The reason to play Verazol is, of course, the ability to copy kicked spells. Zendikar Rising will be the only Standard-legal set featuring the kicker mechanic when it launches, but there are quite a few solid kicker cards. I’m a sucker for Drake Haven, and I intend to see if Roost of Drakes can provide enough value to hack it in Zendikar Rising Standard.

Roost of Drakes

I might be naive to think that it can hold up in 2020 Magic, but setting up a Verazol and using it to copy a kicked Roost of Drakes and netting two 2/2 Drakes in that initial exchange really excites me.

Roost of Drakes and Verazol are both fairly parasitic and will limit the amount of cards without kicker that you’ll want to put in your deck, but there are already a lot of great options to outline a kicker themed strategy. Bloodchief’s Thirst and Bubble Snare both provide cheap removal for creatures, and the Into the Roil effect has seen its fair share of Standard play historically. Inscription of Insight and Inscription of Ruin are a little on the clunky side, but they also provide reasonable interaction and have pretty high ceilings when kicked.

Bloodchief's Thirst Bubble Snare Into the Roil Inscription of Insight Inscription of Ruin

I also see Jace, Mirror Mage as being a powerful value engine that synergizes well with Roost of Drakes, with Jace providing a stream of cards and Roost of Drakes providing a stream of blockers. Of course, the elephant in the room is Uro, Titan of Nature’s Wrath. I believe there’s room for Uro in kicker decks given that a lot of the cards you care about are instants and sorceries.

The question then is whether an Uro deck built around kicker can compete with other Uro decks. I imagine that the biggest issue a kicker build would have would be the other Uro decks packing Ugin, the Spirit Dragon, as it really easily undoes all the work of Roost of Drakes. And though it can be combated with counterspells, you’ll want to have Ugin on your radar. At the time of this writing there hasn’t been any counterspell with kicker previewed [Copy Editor’s Note: And there isn’t one in the full set – sorry Ryan!], but things like Neutralize, Negate, and Mystical Dispute should do the trick. I also really like the idea of hitting an Ugin with Jwari Disruption.

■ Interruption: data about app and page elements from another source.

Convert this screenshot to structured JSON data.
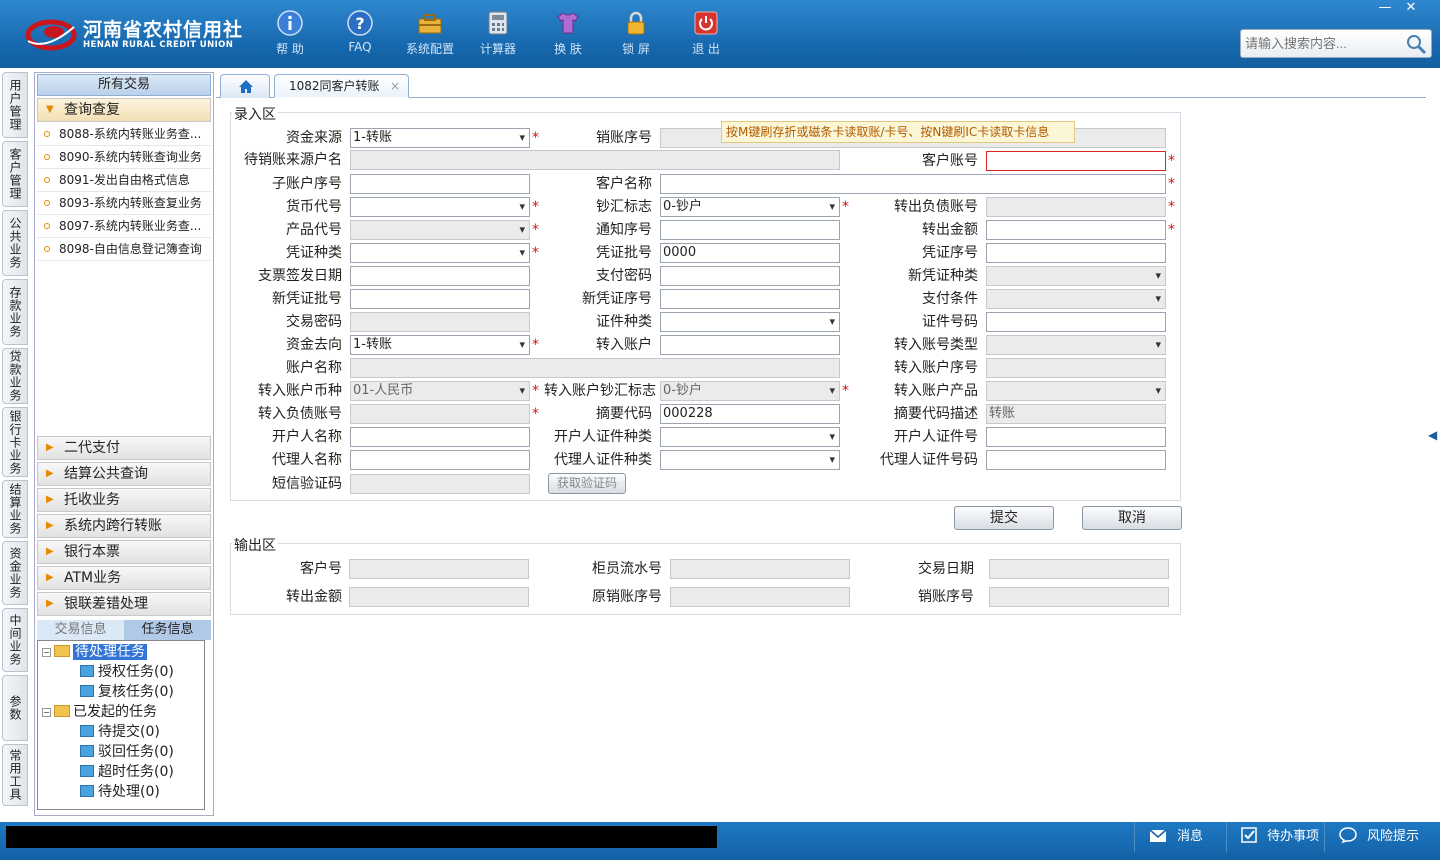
{
  "app": {
    "logo_cn": "河南省农村信用社",
    "logo_en": "HENAN RURAL CREDIT UNION",
    "brand_red": "#c8161e",
    "header_blue": "#1667ad"
  },
  "toolbar": [
    {
      "label": "帮 助",
      "icon": "info-icon"
    },
    {
      "label": "FAQ",
      "icon": "question-icon"
    },
    {
      "label": "系统配置",
      "icon": "toolbox-icon"
    },
    {
      "label": "计算器",
      "icon": "calculator-icon"
    },
    {
      "label": "换 肤",
      "icon": "shirt-icon"
    },
    {
      "label": "锁 屏",
      "icon": "lock-icon"
    },
    {
      "label": "退 出",
      "icon": "power-icon"
    }
  ],
  "window_controls": {
    "minimize": "—",
    "close": "✕"
  },
  "search": {
    "placeholder": "请输入搜索内容..."
  },
  "vertical_tabs": [
    "用户管理",
    "客户管理",
    "公共业务",
    "存款业务",
    "贷款业务",
    "银行卡业务",
    "结算业务",
    "资金业务",
    "中间业务",
    "参数",
    "常用工具"
  ],
  "left_panel": {
    "title": "所有交易",
    "open_group": "查询查复",
    "items": [
      "8088-系统内转账业务查...",
      "8090-系统内转账查询业务",
      "8091-发出自由格式信息",
      "8093-系统内转账查复业务",
      "8097-系统内转账业务查...",
      "8098-自由信息登记簿查询"
    ],
    "groups": [
      "二代支付",
      "结算公共查询",
      "托收业务",
      "系统内跨行转账",
      "银行本票",
      "ATM业务",
      "银联差错处理"
    ],
    "task_tabs": [
      "交易信息",
      "任务信息"
    ],
    "tree": {
      "pending": "待处理任务",
      "authorize": "授权任务(0)",
      "review": "复核任务(0)",
      "initiated": "已发起的任务",
      "to_submit": "待提交(0)",
      "rejected": "驳回任务(0)",
      "timeout": "超时任务(0)",
      "to_handle": "待处理(0)"
    }
  },
  "tabs": {
    "active": "1082同客户转账",
    "close": "×"
  },
  "input_area": {
    "legend": "录入区",
    "tip": "按M键刷存折或磁条卡读取账/卡号、按N键刷IC卡读取卡信息",
    "fields": {
      "fund_source": {
        "label": "资金来源",
        "value": "1-转账"
      },
      "cancel_seq": {
        "label": "销账序号",
        "value": ""
      },
      "pending_src_name": {
        "label": "待销账来源户名",
        "value": ""
      },
      "customer_account": {
        "label": "客户账号",
        "value": ""
      },
      "sub_account_seq": {
        "label": "子账户序号",
        "value": ""
      },
      "customer_name": {
        "label": "客户名称",
        "value": ""
      },
      "currency_code": {
        "label": "货币代号",
        "value": ""
      },
      "cash_flag": {
        "label": "钞汇标志",
        "value": "0-钞户"
      },
      "out_liability_acct": {
        "label": "转出负债账号",
        "value": ""
      },
      "product_code": {
        "label": "产品代号",
        "value": ""
      },
      "notice_seq": {
        "label": "通知序号",
        "value": ""
      },
      "out_amount": {
        "label": "转出金额",
        "value": ""
      },
      "voucher_type": {
        "label": "凭证种类",
        "value": ""
      },
      "voucher_batch": {
        "label": "凭证批号",
        "value": "0000"
      },
      "voucher_seq": {
        "label": "凭证序号",
        "value": ""
      },
      "check_date": {
        "label": "支票签发日期",
        "value": ""
      },
      "pay_password": {
        "label": "支付密码",
        "value": ""
      },
      "new_voucher_type": {
        "label": "新凭证种类",
        "value": ""
      },
      "new_voucher_batch": {
        "label": "新凭证批号",
        "value": ""
      },
      "new_voucher_seq": {
        "label": "新凭证序号",
        "value": ""
      },
      "pay_condition": {
        "label": "支付条件",
        "value": ""
      },
      "tx_password": {
        "label": "交易密码",
        "value": ""
      },
      "id_type": {
        "label": "证件种类",
        "value": ""
      },
      "id_number": {
        "label": "证件号码",
        "value": ""
      },
      "fund_dest": {
        "label": "资金去向",
        "value": "1-转账"
      },
      "in_account": {
        "label": "转入账户",
        "value": ""
      },
      "in_account_type": {
        "label": "转入账号类型",
        "value": ""
      },
      "account_name": {
        "label": "账户名称",
        "value": ""
      },
      "in_account_seq": {
        "label": "转入账户序号",
        "value": ""
      },
      "in_currency": {
        "label": "转入账户币种",
        "value": "01-人民币"
      },
      "in_cash_flag": {
        "label": "转入账户钞汇标志",
        "value": "0-钞户"
      },
      "in_product": {
        "label": "转入账户产品",
        "value": ""
      },
      "in_liability_acct": {
        "label": "转入负债账号",
        "value": ""
      },
      "summary_code": {
        "label": "摘要代码",
        "value": "000228"
      },
      "summary_desc": {
        "label": "摘要代码描述",
        "value": "转账"
      },
      "opener_name": {
        "label": "开户人名称",
        "value": ""
      },
      "opener_id_type": {
        "label": "开户人证件种类",
        "value": ""
      },
      "opener_id_no": {
        "label": "开户人证件号",
        "value": ""
      },
      "agent_name": {
        "label": "代理人名称",
        "value": ""
      },
      "agent_id_type": {
        "label": "代理人证件种类",
        "value": ""
      },
      "agent_id_no": {
        "label": "代理人证件号码",
        "value": ""
      },
      "sms_code": {
        "label": "短信验证码",
        "value": ""
      }
    },
    "get_code_button": "获取验证码",
    "required_mark": "*"
  },
  "actions": {
    "submit": "提交",
    "cancel": "取消"
  },
  "output_area": {
    "legend": "输出区",
    "fields": {
      "customer_no": {
        "label": "客户号",
        "value": ""
      },
      "teller_flow": {
        "label": "柜员流水号",
        "value": ""
      },
      "tx_date": {
        "label": "交易日期",
        "value": ""
      },
      "out_amount": {
        "label": "转出金额",
        "value": ""
      },
      "orig_cancel_seq": {
        "label": "原销账序号",
        "value": ""
      },
      "cancel_seq": {
        "label": "销账序号",
        "value": ""
      }
    }
  },
  "statusbar": {
    "message": "消息",
    "todo": "待办事项",
    "risk": "风险提示"
  }
}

Jwari Disruption

Manabases in Zendikar Rising Standard are going to be a little weird with shocklands rotating and an incomplete cycle of Pathways taking their place. Verazol suffers some from the lack of a Simic Pathway, but I imagine that kicker tribal wants to be a Sultai deck anyway. Zagoth Triome and Fabled Passage offer a solid starting point for making the mana work.

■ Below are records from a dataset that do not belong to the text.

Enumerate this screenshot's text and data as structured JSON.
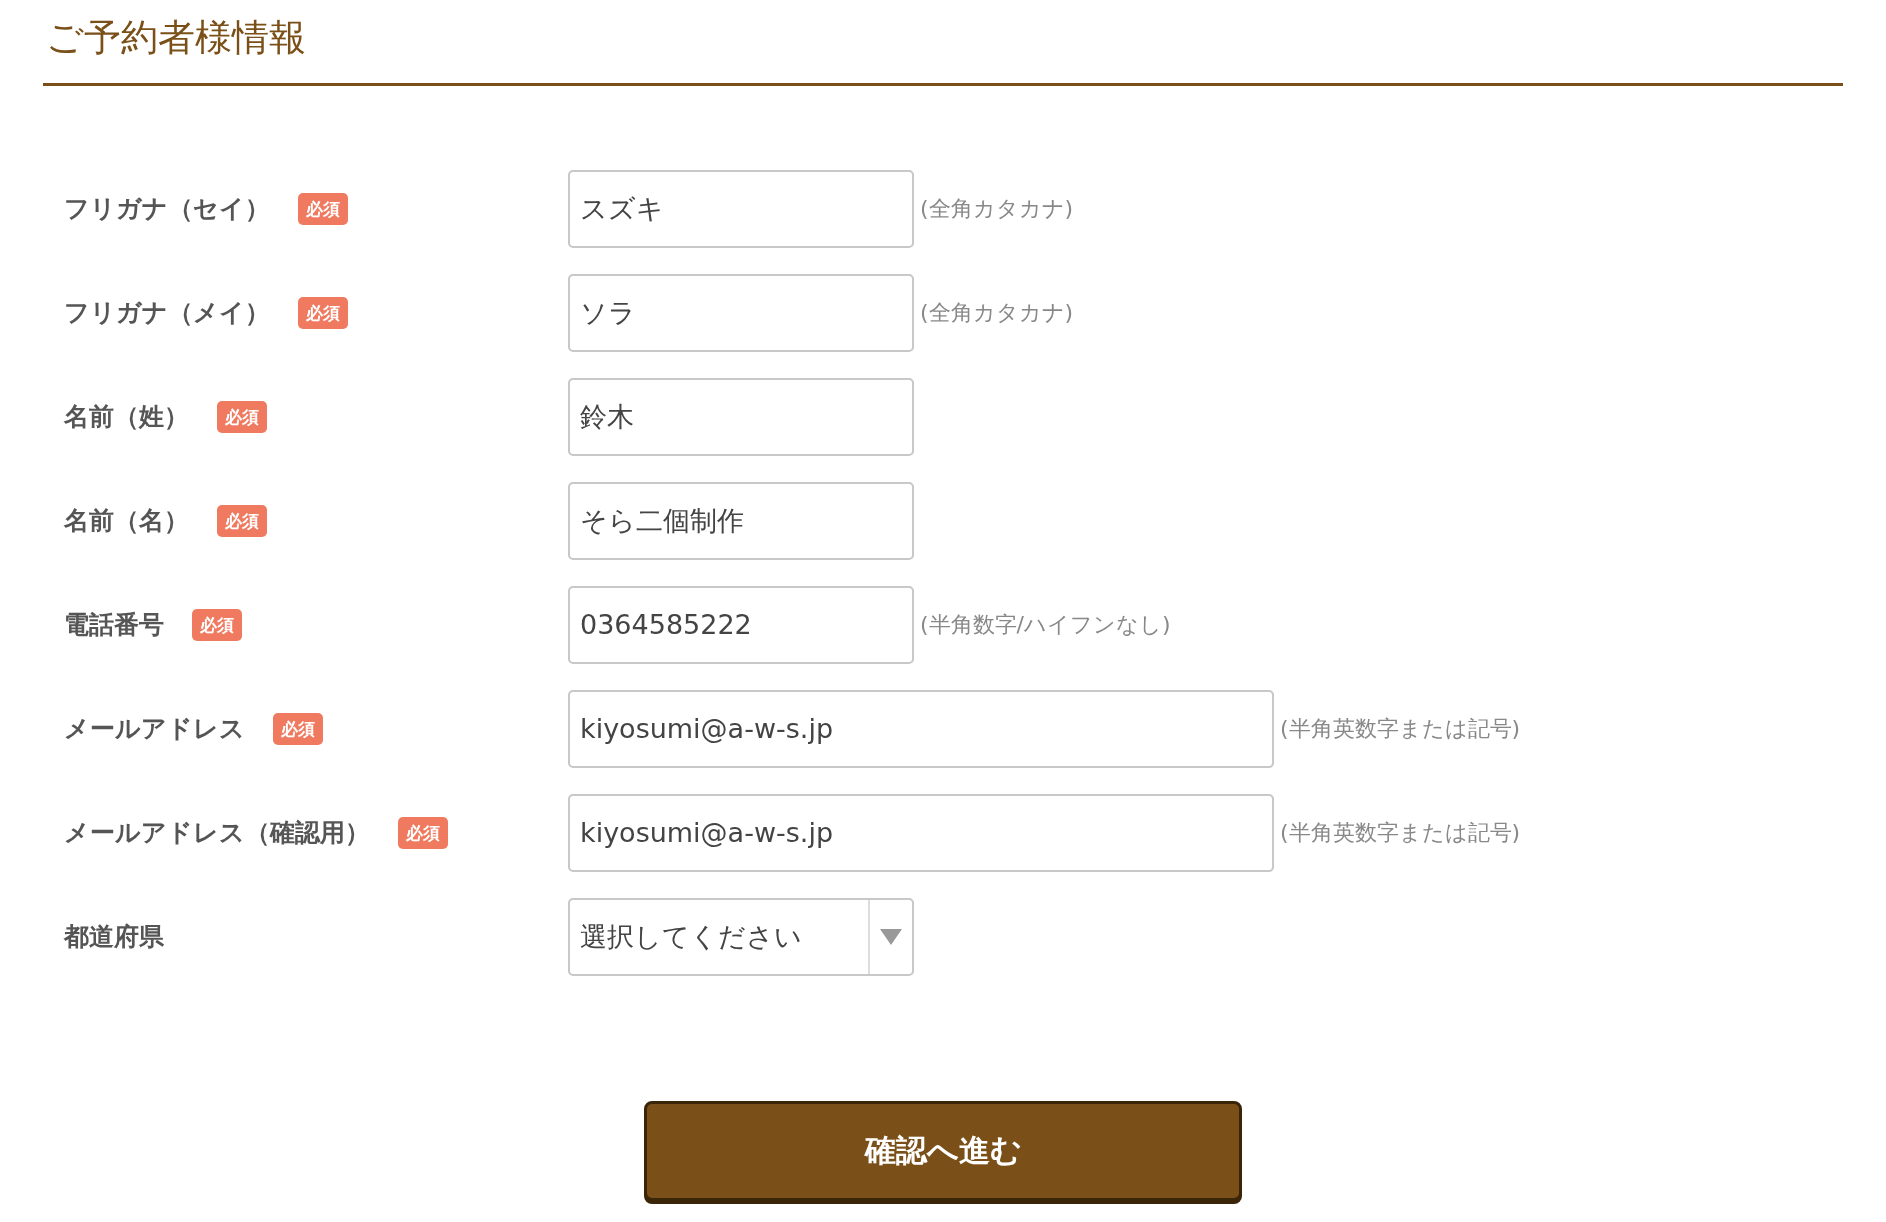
{
  "section_title": "ご予約者様情報",
  "fields": [
    {
      "kind": "text",
      "label": "フリガナ（セイ）",
      "required": true,
      "badge": "必須",
      "value": "スズキ",
      "hint": "(全角カタカナ)"
    },
    {
      "kind": "text",
      "label": "フリガナ（メイ）",
      "required": true,
      "badge": "必須",
      "value": "ソラ",
      "hint": "(全角カタカナ)"
    },
    {
      "kind": "text",
      "label": "名前（姓）",
      "required": true,
      "badge": "必須",
      "value": "鈴木"
    },
    {
      "kind": "text",
      "label": "名前（名）",
      "required": true,
      "badge": "必須",
      "value": "そら二個制作"
    },
    {
      "kind": "text",
      "label": "電話番号",
      "required": true,
      "badge": "必須",
      "value": "0364585222",
      "hint": "(半角数字/ハイフンなし)"
    },
    {
      "kind": "email",
      "label": "メールアドレス",
      "required": true,
      "badge": "必須",
      "value": "kiyosumi@a-w-s.jp",
      "hint": "(半角英数字または記号)"
    },
    {
      "kind": "email",
      "label": "メールアドレス（確認用）",
      "required": true,
      "badge": "必須",
      "value": "kiyosumi@a-w-s.jp",
      "hint": "(半角英数字または記号)"
    },
    {
      "kind": "select",
      "label": "都道府県",
      "required": false,
      "placeholder": "選択してください"
    }
  ],
  "submit_button": "確認へ進む"
}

As I write, this would be my starting point for a kicker deck:

One thing that I really like about this deck is that some of your higher-impact cards like Roost of Drakes and Bloodchief’s Thirst don’t cost your Jaces much loyalty. In theory that will enable decks like this to smoothly draw plenty of extra cards while interacting with the opponent’s plan. Jace looks right at home next to the other kicker cards.

Some of the elements here are a bit uncertain. I don’t know if maindecking Bubble Snare is advisable without any looting effects, and I could easily see that slot changing. I’m also sure it’ll take some time before we really optimize manabases with modal double-faced cards (DFCs). I like having Jwari Disruption and Bala Ged Recovery here, but I’m not sure if I should be cutting lands and playing more of this type of effect or how close I am to optimized there. Minimally I know that Uro somehow gets even more absurd in conjunction with modal DFCs.

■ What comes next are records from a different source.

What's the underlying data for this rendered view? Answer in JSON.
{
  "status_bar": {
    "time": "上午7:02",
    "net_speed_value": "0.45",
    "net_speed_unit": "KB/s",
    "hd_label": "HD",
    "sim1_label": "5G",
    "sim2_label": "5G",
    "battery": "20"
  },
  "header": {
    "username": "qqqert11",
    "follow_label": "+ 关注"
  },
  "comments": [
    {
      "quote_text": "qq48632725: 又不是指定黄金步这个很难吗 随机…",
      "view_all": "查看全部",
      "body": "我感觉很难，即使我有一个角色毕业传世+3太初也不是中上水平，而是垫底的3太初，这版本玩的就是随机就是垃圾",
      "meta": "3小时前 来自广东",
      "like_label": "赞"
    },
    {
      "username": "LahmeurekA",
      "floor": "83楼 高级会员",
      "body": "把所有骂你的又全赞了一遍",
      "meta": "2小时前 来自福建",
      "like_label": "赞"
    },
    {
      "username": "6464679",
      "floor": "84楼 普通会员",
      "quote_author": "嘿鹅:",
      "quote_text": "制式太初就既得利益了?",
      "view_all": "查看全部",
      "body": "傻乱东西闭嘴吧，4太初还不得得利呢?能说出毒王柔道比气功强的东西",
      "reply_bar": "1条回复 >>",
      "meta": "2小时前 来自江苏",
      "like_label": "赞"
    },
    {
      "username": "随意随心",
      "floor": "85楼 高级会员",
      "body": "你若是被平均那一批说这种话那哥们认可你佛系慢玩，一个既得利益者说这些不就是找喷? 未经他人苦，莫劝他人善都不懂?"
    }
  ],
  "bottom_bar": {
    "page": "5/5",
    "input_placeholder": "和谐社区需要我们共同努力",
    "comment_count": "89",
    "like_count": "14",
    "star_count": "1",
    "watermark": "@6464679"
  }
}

Uro, Titan of Nature's Wrath

It’s honestly not clear how long Uro is going to stay legal in Standard, and I don’t see much value in advocating strongly one way or the other. What I will say is that kicker tribal definitely wants to be an Uro deck for as long as that’s allowed, and also that the deck stands to gain a lot if Uro ends up being banned as the other value engines in the deck will be more powerful relative to the rest of the format.

Whether Uro remains legal or not, I intend to spend some time using Verazol to copy all kinds of value spells. I won’t hold my breath on a counterspell with kicker showing up, but I am excited to see what other tools the kicker decks will get from Zendikar Rising.